The winery and the resort are yours?
Yes. These are my things that reflect my passion for the countryside and real estate projects. Real-estate endeavours are second nature in my family.
The Ferragamo family also has hotels, doesn’t it?
Yes. There’s Lungarno Alberghi, which has beautiful hotels that are very central, next to the Ponte Vecchio in Florence, and a small hotel in Rome in Via Condotti. We like this business, and we hope to expand more into it. My brother Leonardo manages it.
What does your job entail?
I hope to serve as a watchful eye for my family and our interests in the United States. For the last few years, I’ve had my own business activities, which have taken up a lot of my time. Today I have less of an operational role in the company as we are now listed on the stock market, and the group has a more managerial structure.
You are also a director of Yum! Brands, which is a group that has Kentucky Fried Chicken, Pizza Hut and Taco Bell. How did you get involved in that?
It is something that came about by chance. I was asked by the company chairman Andy Pearson who had worked with my mother and I on a case study of Ferragamo for Harvard University. When he was asked in 1997 to manage the spin-off of these companies from PepsiCo, he asked if I wanted to be part of the Board.

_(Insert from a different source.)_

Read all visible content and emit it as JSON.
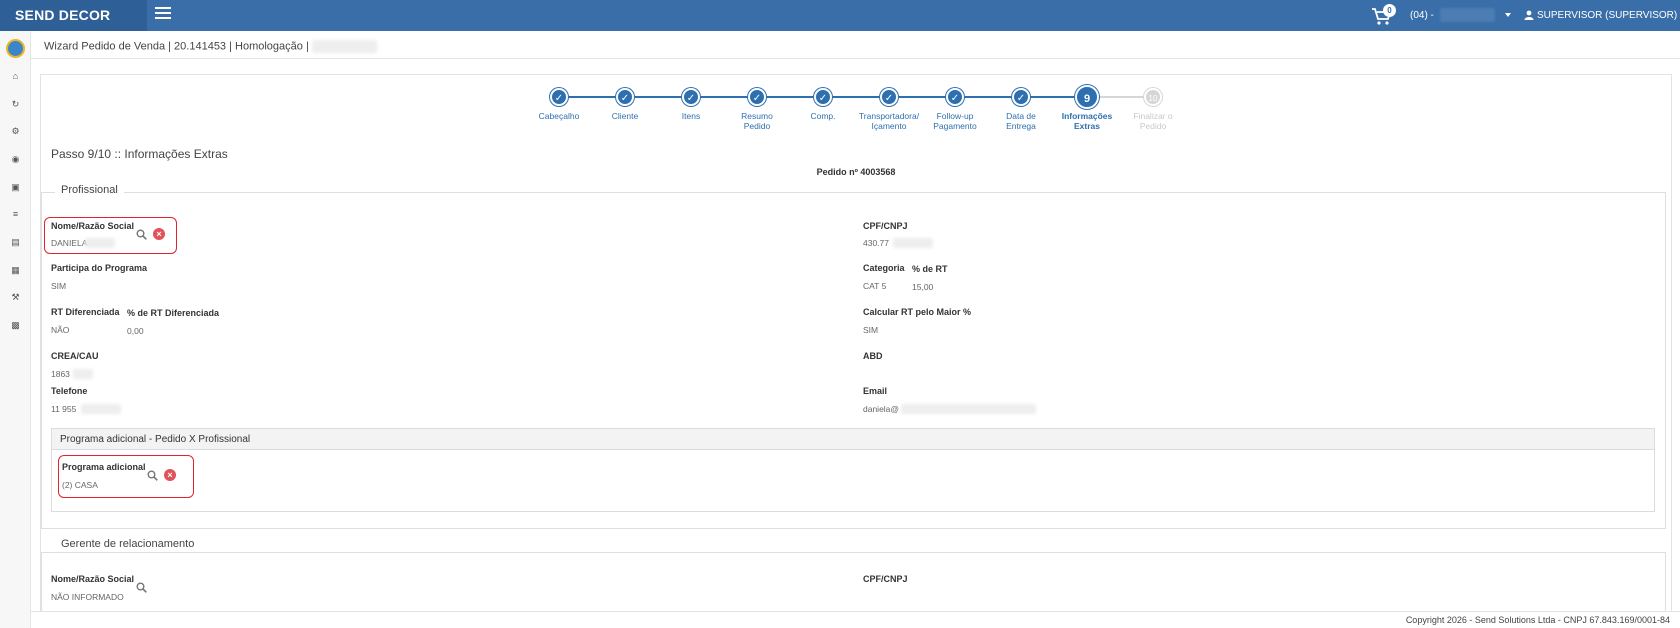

I felt honoured, and all of the people are of the highest level.
What have you learned after thirty years in the United States?
I have learned a great deal, especially in terms of the efficient and practical way of working. I am amazed by this country because it can teach anyone who comes here how to adapt to the system. Here there’s a system, and whoever comes here has to adapt, or is better off returning home.

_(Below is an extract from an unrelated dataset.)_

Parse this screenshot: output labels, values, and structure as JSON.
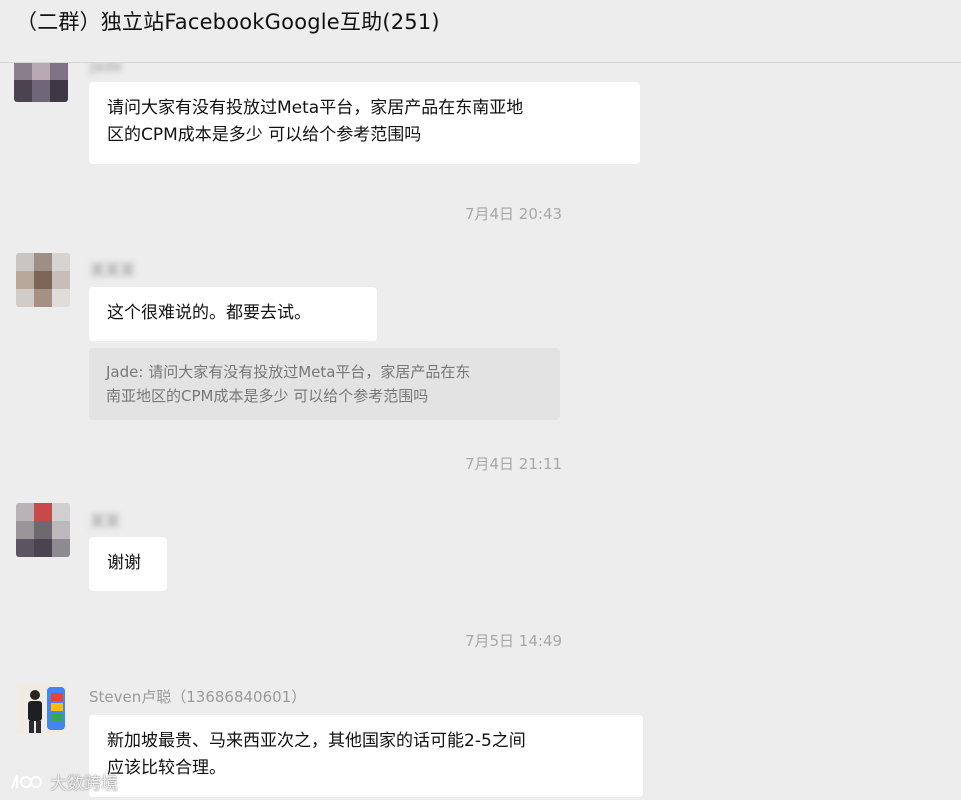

Is it a difficult country?
Yes. You need to work and produce. Despite all of the difficulties, there is only 4% unemployment here.
Is Florence your city?
I miss it, but fortunately, I go quite often. I have a house there, a lot of friends, and my heart always beats for Florence and the Fiorentina team!
What about your children?
I have two sons, and they feel Italian and speak Italian, but they were born and have been raised in America. When one of my sons was eight years old, he told me that he feels Italian during the World Cup for football, but he feels American in a war.
What differences do you pick up on living between New York and Florence?
The difference is that in Florence and in Tuscany, life is on a more human scale. You can walk around easily, there are small trattorias, and you experience the life of the city more.
What about family?
Family is incredibly important to me. I have been married to Chiara for twenty years, and she was immediately taken with New York the same way I was. Naturally, extended family is also important. I can sum it up with one example. My mother Wanda Ferragamo called me yesterday from her office in Florence – where at ninety-three years of age she goes daily – because she was worried. She had heard on the news how cold it was in New York, and she wanted to make sure I was bundled up.
We are very, very close in my family thanks to my mother who has always preached and practiced fairness without favourites for all of us. This is the basis for the strong bond that there is among we siblings. Furthermore, we’ve established a similar set of very precise rules for future generations. A limited number of people who can enter into the company with specific credentials to gain access.
What’s in the Ferragamo DNA?
Being really in touch with reality. Honesty in all areas in terms of what you do; and the products need to be absolutely honest. A desire for innovation and respect for people.
February 4th, 2015
Images by kind permission of Ferragamo or Castiglion del Bosco.